● **TASK TO CARRY OUT**
The response should be the data again, identical in every line.

● **GIVEN RECORDS**
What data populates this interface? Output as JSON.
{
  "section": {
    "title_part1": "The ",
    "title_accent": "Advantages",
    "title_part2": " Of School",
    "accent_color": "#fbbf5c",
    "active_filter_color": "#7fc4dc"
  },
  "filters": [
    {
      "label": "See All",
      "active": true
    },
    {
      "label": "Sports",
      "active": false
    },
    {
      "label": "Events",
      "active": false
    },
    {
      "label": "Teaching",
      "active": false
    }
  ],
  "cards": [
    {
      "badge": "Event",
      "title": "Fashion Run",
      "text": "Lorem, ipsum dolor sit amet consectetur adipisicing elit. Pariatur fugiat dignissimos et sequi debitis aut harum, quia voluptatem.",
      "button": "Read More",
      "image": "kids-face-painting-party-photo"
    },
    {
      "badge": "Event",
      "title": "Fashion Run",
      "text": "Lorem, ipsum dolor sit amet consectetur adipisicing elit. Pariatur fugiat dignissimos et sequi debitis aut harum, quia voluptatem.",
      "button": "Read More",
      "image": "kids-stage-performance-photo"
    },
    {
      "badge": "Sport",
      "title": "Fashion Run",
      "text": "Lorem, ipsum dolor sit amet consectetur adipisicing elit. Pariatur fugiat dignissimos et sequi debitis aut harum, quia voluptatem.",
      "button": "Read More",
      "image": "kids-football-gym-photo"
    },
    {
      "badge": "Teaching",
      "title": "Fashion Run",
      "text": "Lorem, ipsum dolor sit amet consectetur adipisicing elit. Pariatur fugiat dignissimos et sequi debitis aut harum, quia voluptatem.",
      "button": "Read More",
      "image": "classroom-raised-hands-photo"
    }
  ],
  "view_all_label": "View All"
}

● **RESPONSE TO THIS EXERCISE**
What data populates this interface? Output as JSON.
{
  "section": {
    "title_part1": "The ",
    "title_accent": "Advantages",
    "title_part2": " Of School",
    "accent_color": "#fbbf5c",
    "active_filter_color": "#7fc4dc"
  },
  "filters": [
    {
      "label": "See All",
      "active": true
    },
    {
      "label": "Sports",
      "active": false
    },
    {
      "label": "Events",
      "active": false
    },
    {
      "label": "Teaching",
      "active": false
    }
  ],
  "cards": [
    {
      "badge": "Event",
      "title": "Fashion Run",
      "text": "Lorem, ipsum dolor sit amet consectetur adipisicing elit. Pariatur fugiat dignissimos et sequi debitis aut harum, quia voluptatem.",
      "button": "Read More",
      "image": "kids-face-painting-party-photo"
    },
    {
      "badge": "Event",
      "title": "Fashion Run",
      "text": "Lorem, ipsum dolor sit amet consectetur adipisicing elit. Pariatur fugiat dignissimos et sequi debitis aut harum, quia voluptatem.",
      "button": "Read More",
      "image": "kids-stage-performance-photo"
    },
    {
      "badge": "Sport",
      "title": "Fashion Run",
      "text": "Lorem, ipsum dolor sit amet consectetur adipisicing elit. Pariatur fugiat dignissimos et sequi debitis aut harum, quia voluptatem.",
      "button": "Read More",
      "image": "kids-football-gym-photo"
    },
    {
      "badge": "Teaching",
      "title": "Fashion Run",
      "text": "Lorem, ipsum dolor sit amet consectetur adipisicing elit. Pariatur fugiat dignissimos et sequi debitis aut harum, quia voluptatem.",
      "button": "Read More",
      "image": "classroom-raised-hands-photo"
    }
  ],
  "view_all_label": "View All"
}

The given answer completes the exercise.